In ordinary, everyday, colloquial English, the word “OR” is ambiguous. Sometimes, the statement “P or Q” means “P or Q or both” and sometimes, it means “P or Q but not both”. (EEs and CS engineers know this as inclusive OR and Exclusive OR). Usually, one decides from the context, which meaning is intended. For example, suppose I spoke two students as follows:

“Mr. Smith, every student registered for this course has taken either a course in linear algebra or a course in analysis.”

“Mr. Jones, either you get a grade of at least 70 on the final exam, or you will flunk this course.”

In the context, Mr. Smith knows perfectly well that I  mean ” everyone has had linear algebra or analysis or both”, and Mr. Jones knows I mean “either he gets at least 70 or he flunks, but not both.” Indeed, Mr. Jones would be exceedingly unhappy if both statements turned out to be true!!

In math, one cannot tolerate such ambiguity. In math, “or” always means “P or Q or both”. If we mean “P or Q or both, but not both”, we have to state it explicitly.

Meaning of “if …then”:

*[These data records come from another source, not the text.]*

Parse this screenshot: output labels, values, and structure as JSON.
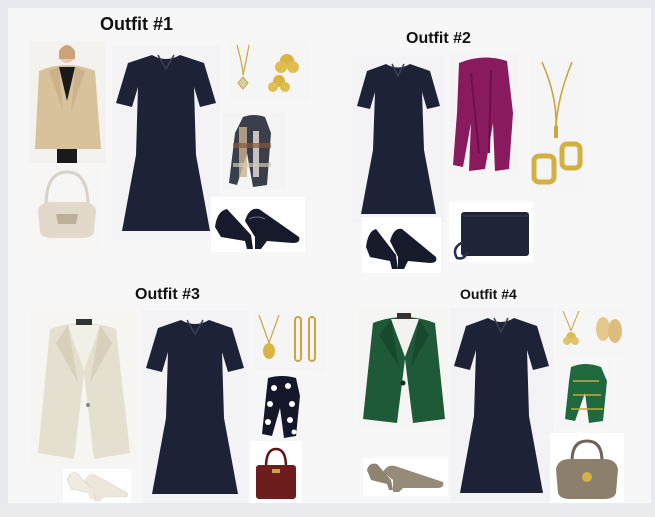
{
  "outfits": [
    {
      "title": "Outfit #1"
    },
    {
      "title": "Outfit #2"
    },
    {
      "title": "Outfit #3"
    },
    {
      "title": "Outfit #4"
    }
  ],
  "colors": {
    "dress": "#1d2236",
    "camel": "#d8c29c",
    "plum": "#8a1a5e",
    "navy": "#1f2438",
    "gold": "#c9a640",
    "tweed": "#e4dfcf",
    "green": "#1f5a38",
    "burgundy": "#6d1d1e",
    "taupe": "#8c7f6c",
    "patent": "#161a2a"
  }
}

In everyday English, a statement of the form “if…then” is ambiguous. It always means if P is true, then Q is true. Sometimes, that is all it means, other times it means something more; that, if P is false, Q must be false. Usually, one decides from the context which interpretation is correct.

Examples:

“Mr. Smith, if any student registered for this course has not taken a course in linear algebra, then he has taken a course in analysis.”

“Mr. Jones, if you get a grade below 70 on the final, you are going to flunk this course.”

In the context, Mr. Smith understands that if a student in this course has not  had linear algebra, then he has taken analysis, but if he has had linear algebra, he may or may not have taken analysis as well. And, Mr. Jones knows that  if he gets a grade below 70, he will flunk the course, but if he gets a grade of at least 70, he will pass.

In math, if p, then q means the following: if p is true, q is true. But, if p is false, q may be either true or false.

Contrapositive of a statement:

A statement of the form “if p, then q” is same as “if NOT q, then NOT p”. The latter is called its contrapositive. Many a times, it is easier to prove the contrapositive of a statement rather than the original statement!!

Example: If $x < 0$, then $x^{3} \neq 0$.

Contrapositive: if $x ^{3}=0$, then it is not true that $x > 0$.

Example: If $x^{2}<0$, then $x=23$.

Contrapositive: if $x \neq 23$, then it is not true that $x^{2}<0$

Converse of a statement:

The converse of a statement of the form “if p, then q” is “if q, then p”. Note that a statement and its converse are not the same.

Example: If a function is differentiable, then it is continuous. But, the converse is true. (that, if a function is continuous, it is differentiable).

Note: A definition is always if and only if; that is, if p, then q AND if q, then p.